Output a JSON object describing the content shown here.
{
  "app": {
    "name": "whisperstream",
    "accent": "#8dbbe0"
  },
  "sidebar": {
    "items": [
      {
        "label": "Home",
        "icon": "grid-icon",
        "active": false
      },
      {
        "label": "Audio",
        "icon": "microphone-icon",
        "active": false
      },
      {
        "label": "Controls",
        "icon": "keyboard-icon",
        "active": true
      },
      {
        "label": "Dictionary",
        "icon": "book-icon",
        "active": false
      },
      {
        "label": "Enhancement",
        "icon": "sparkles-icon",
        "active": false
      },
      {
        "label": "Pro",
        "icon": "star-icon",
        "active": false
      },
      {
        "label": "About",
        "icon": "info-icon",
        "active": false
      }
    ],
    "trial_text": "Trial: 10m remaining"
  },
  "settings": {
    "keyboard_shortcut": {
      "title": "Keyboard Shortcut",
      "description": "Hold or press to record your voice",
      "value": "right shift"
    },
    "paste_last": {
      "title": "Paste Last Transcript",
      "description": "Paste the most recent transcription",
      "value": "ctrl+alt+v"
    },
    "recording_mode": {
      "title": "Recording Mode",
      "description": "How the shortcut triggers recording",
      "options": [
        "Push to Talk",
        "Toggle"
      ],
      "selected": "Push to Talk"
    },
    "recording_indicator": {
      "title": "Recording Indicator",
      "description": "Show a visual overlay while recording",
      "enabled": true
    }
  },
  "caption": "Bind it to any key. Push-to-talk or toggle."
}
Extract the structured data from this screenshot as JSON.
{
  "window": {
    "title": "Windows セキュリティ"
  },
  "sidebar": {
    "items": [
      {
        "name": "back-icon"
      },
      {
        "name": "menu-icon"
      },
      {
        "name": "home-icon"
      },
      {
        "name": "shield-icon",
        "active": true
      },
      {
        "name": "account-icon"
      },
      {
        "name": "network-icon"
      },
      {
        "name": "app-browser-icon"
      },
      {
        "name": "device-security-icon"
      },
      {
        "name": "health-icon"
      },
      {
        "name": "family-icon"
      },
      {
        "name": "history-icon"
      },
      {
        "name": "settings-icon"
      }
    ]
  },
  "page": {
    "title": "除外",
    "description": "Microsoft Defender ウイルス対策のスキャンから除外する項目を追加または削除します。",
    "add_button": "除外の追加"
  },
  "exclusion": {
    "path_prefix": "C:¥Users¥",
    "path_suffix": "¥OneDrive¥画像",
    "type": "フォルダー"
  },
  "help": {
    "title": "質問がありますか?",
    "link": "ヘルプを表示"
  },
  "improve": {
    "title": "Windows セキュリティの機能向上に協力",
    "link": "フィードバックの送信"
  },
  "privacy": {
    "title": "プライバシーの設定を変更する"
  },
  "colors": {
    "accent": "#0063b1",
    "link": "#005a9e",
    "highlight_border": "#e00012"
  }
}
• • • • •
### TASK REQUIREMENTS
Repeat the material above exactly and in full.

### RESPONSE
Output a JSON object describing the content shown here.
{
  "app": {
    "name": "whisperstream",
    "accent": "#8dbbe0"
  },
  "sidebar": {
    "items": [
      {
        "label": "Home",
        "icon": "grid-icon",
        "active": false
      },
      {
        "label": "Audio",
        "icon": "microphone-icon",
        "active": false
      },
      {
        "label": "Controls",
        "icon": "keyboard-icon",
        "active": true
      },
      {
        "label": "Dictionary",
        "icon": "book-icon",
        "active": false
      },
      {
        "label": "Enhancement",
        "icon": "sparkles-icon",
        "active": false
      },
      {
        "label": "Pro",
        "icon": "star-icon",
        "active": false
      },
      {
        "label": "About",
        "icon": "info-icon",
        "active": false
      }
    ],
    "trial_text": "Trial: 10m remaining"
  },
  "settings": {
    "keyboard_shortcut": {
      "title": "Keyboard Shortcut",
      "description": "Hold or press to record your voice",
      "value": "right shift"
    },
    "paste_last": {
      "title": "Paste Last Transcript",
      "description": "Paste the most recent transcription",
      "value": "ctrl+alt+v"
    },
    "recording_mode": {
      "title": "Recording Mode",
      "description": "How the shortcut triggers recording",
      "options": [
        "Push to Talk",
        "Toggle"
      ],
      "selected": "Push to Talk"
    },
    "recording_indicator": {
      "title": "Recording Indicator",
      "description": "Show a visual overlay while recording",
      "enabled": true
    }
  },
  "caption": "Bind it to any key. Push-to-talk or toggle."
}
Extract the structured data from this screenshot as JSON.
{
  "window": {
    "title": "Windows セキュリティ"
  },
  "sidebar": {
    "items": [
      {
        "name": "back-icon"
      },
      {
        "name": "menu-icon"
      },
      {
        "name": "home-icon"
      },
      {
        "name": "shield-icon",
        "active": true
      },
      {
        "name": "account-icon"
      },
      {
        "name": "network-icon"
      },
      {
        "name": "app-browser-icon"
      },
      {
        "name": "device-security-icon"
      },
      {
        "name": "health-icon"
      },
      {
        "name": "family-icon"
      },
      {
        "name": "history-icon"
      },
      {
        "name": "settings-icon"
      }
    ]
  },
  "page": {
    "title": "除外",
    "description": "Microsoft Defender ウイルス対策のスキャンから除外する項目を追加または削除します。",
    "add_button": "除外の追加"
  },
  "exclusion": {
    "path_prefix": "C:¥Users¥",
    "path_suffix": "¥OneDrive¥画像",
    "type": "フォルダー"
  },
  "help": {
    "title": "質問がありますか?",
    "link": "ヘルプを表示"
  },
  "improve": {
    "title": "Windows セキュリティの機能向上に協力",
    "link": "フィードバックの送信"
  },
  "privacy": {
    "title": "プライバシーの設定を変更する"
  },
  "colors": {
    "accent": "#0063b1",
    "link": "#005a9e",
    "highlight_border": "#e00012"
  }
}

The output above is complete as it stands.